cognitive“As boomers enter retirement, their health, life expectancy and lifestyle are taking center stage for their planning teams. Simultaneously, cognitive decline is becoming one of the most pressing challenges faced by families,” write Renee Kwok and Daniel Kern in a superlative article on a difficult subject that we read on carrying the headline Cognitive Decline: The Boomer Issue that Families Aren’t Discussing. “While Alzheimer’s disease is one of the most recognized issues, cognitive decline goes well beyond this ailment. The average 65-year-old will live into his or her mid-80s, 25% live past 90, and 10% surpass 95. Estimates indicate that nearly 15% of Americans over age 70 suffer from some form of dementia, increasing to 37% for those 90 and older.” Here are additional excerpts from this important piece:


“How should planners approach such an emotional and impactful issue? Planning is particularly important for families with complex finances. A family with fixed sources of income and limited assets may have less at risk than a family with accumulated assets that require more individualized management, and more complex medical and estate planning considerations.

“The consequences of inaction can be dire. Older consumers tend to make poor financial choices, according to various studies of decision-making. One such study found that financial literacy scores declined by about 1% per year after age 60, while other studies identified declines in investment skill and ability to manage credit.

“The Health and Retirement Study, a nationally representative study of Americans over age 50 and their spouses, found that cognitively impaired individuals are either unaware of their situation or are unwilling to acknowledge their impairment.


“Aging clients face a variety of financial considerations. The decline of defined benefit plans creates retirement planning complexity; rising costs of medical care, alongside shrinking insurance coverage, creates stress; and the tax code grows seemingly more complex every year. Cognitive decline reduces the likelihood that clients will make appropriate decisions.
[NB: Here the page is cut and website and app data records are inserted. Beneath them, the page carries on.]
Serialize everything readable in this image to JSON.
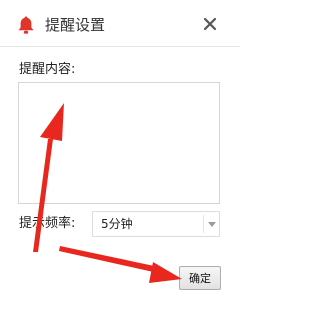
{
  "window": {
    "title": "提醒设置",
    "icon": "bell-icon",
    "accent_color": "#e0352b"
  },
  "form": {
    "content_label": "提醒内容:",
    "content_value": "",
    "frequency_label": "提示频率:",
    "frequency_selected": "5分钟"
  },
  "actions": {
    "ok_label": "确定"
  },
  "annotations": {
    "color": "#e8281e",
    "arrows": [
      "arrow-to-content-textarea",
      "arrow-to-ok-button"
    ]
  }
}
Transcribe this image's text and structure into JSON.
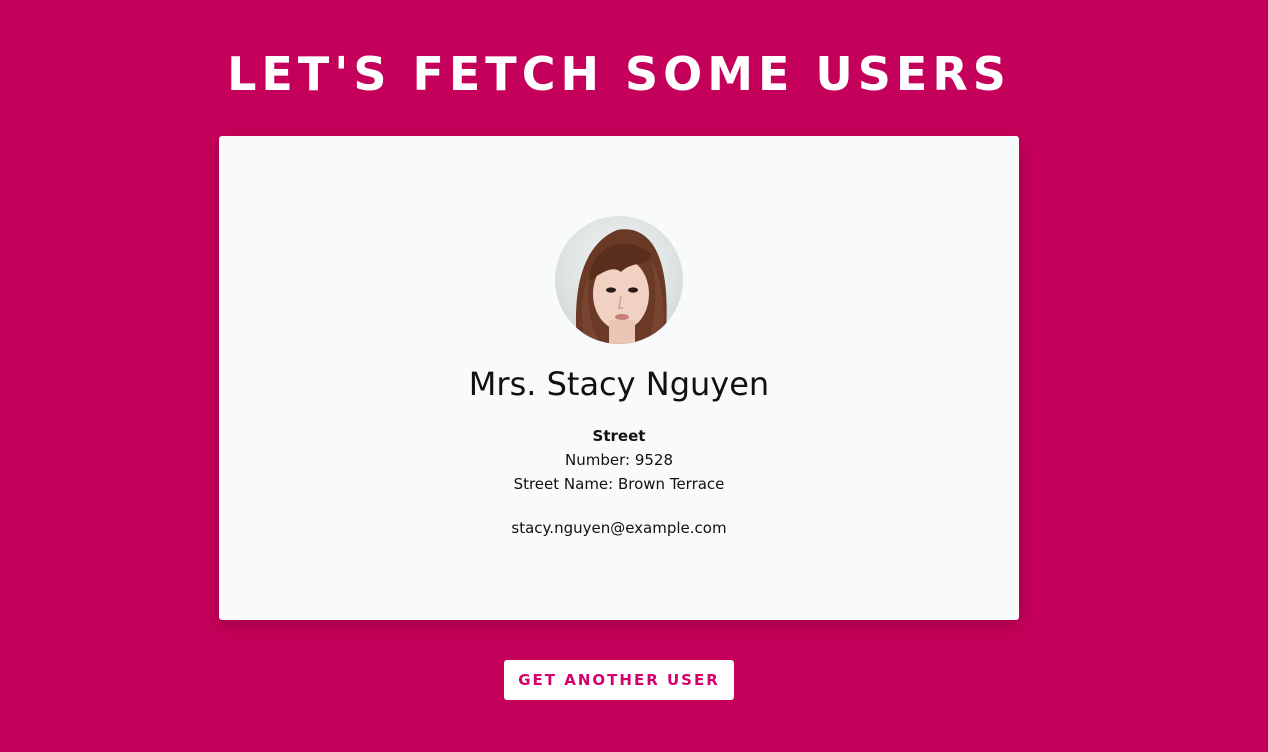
{
  "page": {
    "title": "LET'S FETCH SOME USERS"
  },
  "user": {
    "name": "Mrs. Stacy Nguyen",
    "street_heading": "Street",
    "number_line": "Number: 9528",
    "street_name_line": "Street Name: Brown Terrace",
    "email": "stacy.nguyen@example.com"
  },
  "actions": {
    "get_user_label": "GET ANOTHER USER"
  },
  "colors": {
    "background": "#c5005a",
    "card": "#f9fafc",
    "button_text": "#d6006d"
  },
  "icons": {
    "avatar": "user-photo-avatar"
  }
}
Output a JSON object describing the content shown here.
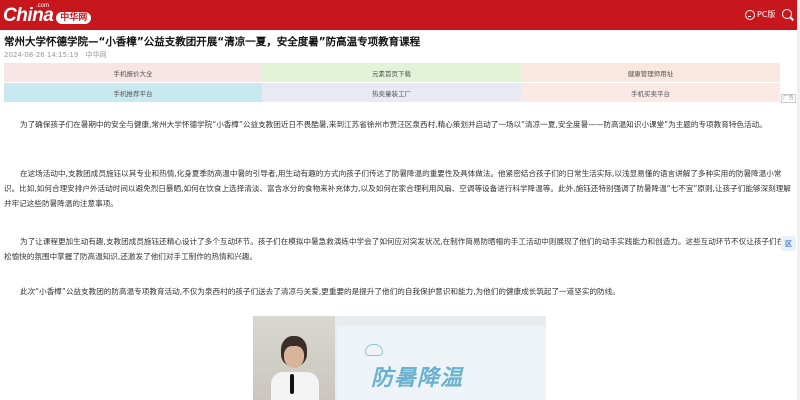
{
  "header": {
    "logo_text": "China",
    "logo_dot": ".com",
    "logo_badge": "中华网",
    "pc_label": "PC版"
  },
  "article": {
    "title": "常州大学怀德学院—“小香樟”公益支教团开展“清凉一夏，安全度暑”防高温专项教育课程",
    "date": "2024-08-26 14:15:19",
    "source": "中华网",
    "paragraphs": [
      "为了确保孩子们在暑期中的安全与健康,常州大学怀德学院“小香樟”公益支教团近日不畏酷暑,来到江苏省徐州市贾汪区泉西村,精心策划并启动了一场以“清凉一夏,安全度暑——防高温知识小课堂”为主题的专项教育特色活动。",
      "在这场活动中,支教团成员施钰以其专业和热情,化身夏季防高温中暑的引导者,用生动有趣的方式向孩子们传达了防暑降温的重要性及具体做法。他紧密结合孩子们的日常生活实际,以浅显易懂的语言讲解了多种实用的防暑降温小常识。比如,如何合理安排户外活动时间以避免烈日暴晒,如何在饮食上选择清淡、富含水分的食物来补充体力,以及如何在家合理利用风扇、空调等设备进行科学降温等。此外,施钰还特别强调了防暑降温“七不宜”原则,让孩子们能够深刻理解并牢记这些防暑降温的注意事项。",
      "为了让课程更加生动有趣,支教团成员施钰还精心设计了多个互动环节。孩子们在模拟中暑急救演练中学会了如何应对突发状况,在制作简易防晒帽的手工活动中则展现了他们的动手实践能力和创造力。这些互动环节不仅让孩子们在轻松愉快的氛围中掌握了防高温知识,还激发了他们对手工制作的热情和兴趣。",
      "此次“小香樟”公益支教团的防高温专项教育活动,不仅为泉西村的孩子们送去了清凉与关爱,更重要的是提升了他们的自我保护意识和能力,为他们的健康成长筑起了一道坚实的防线。"
    ]
  },
  "links": [
    {
      "label": "手机报价大全",
      "bg": "#f7e4e4"
    },
    {
      "label": "元素首页下载",
      "bg": "#e3f3d7"
    },
    {
      "label": "健康管理师用址",
      "bg": "#f9e8df"
    },
    {
      "label": "手机推荐平台",
      "bg": "#c9e9f1"
    },
    {
      "label": "热卖童装工厂",
      "bg": "#e9e9f3"
    },
    {
      "label": "手机买卖平台",
      "bg": "#fae9e5"
    }
  ],
  "ad_badge": "广告",
  "photo": {
    "screen_text": "防暑降温"
  },
  "side_widget_label": "区"
}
“It can be difficult for friends and family to recognize the signs of decline, and there is no widely used symptom-rating system. Changes in demeanor, behavior or personality may be indicators; people who are typically on top of everything may become scattered or disorganized, or may start forgetting recent conversations or correspondence. Therefore, documenting any changes will help confirm a pattern of behavioral change and support what may be a difficult conversation with the client and family.

“Understanding the realities of aging can help families better prepare, especially when financial and personal legacies are at stake. Also, the future can be better managed by those willing to share information and responsibilities with trusted family members and advisors.

“Those who prepare for cognitive decline should consider three steps: opening lines of communication, formalizing a plan and creating a checklist to ensure critical needs are covered.


“A comprehensive checklist of financial and legal items is one of the most critical tools for families. Working with advisors including counselors, CPAs, attorneys and estate planners should help them identify the locations of legal documents, all accounts and the necessary passwords to access critical information. These details should be available to appointed family members and held in a secure environment. Estate planners can also help families outline any considerations that may fall outside of specified directions, and provide them in a will or trust document.

“Checklist items may include:

  • Emergency contact information for close family and advisors
  • Health insurance information
  • Health Care Proxy
  • Durable Power of Attorney
  • List of accounts
  • Legal documents including birth certificates
  • Insurance coverage

“As generations mature, their personal financial visions evolve dramatically. Those who help aging parents on one side and rapidly growing children on the other must be educated and prepared to meet challenges head on.

“The best aid for handling cognitive decline is knowledge. Families will benefit by improving their personal financial literacy, such that they can recognize warning signs and change direction when concerns arise. If they are comfortable communicating with one another, have a grasp on their own capabilities, and delegate when necessary, they can put themselves in a strong position. Their efforts will allow them to be less anxious, and to direct more energy toward emotional needs across the generations.”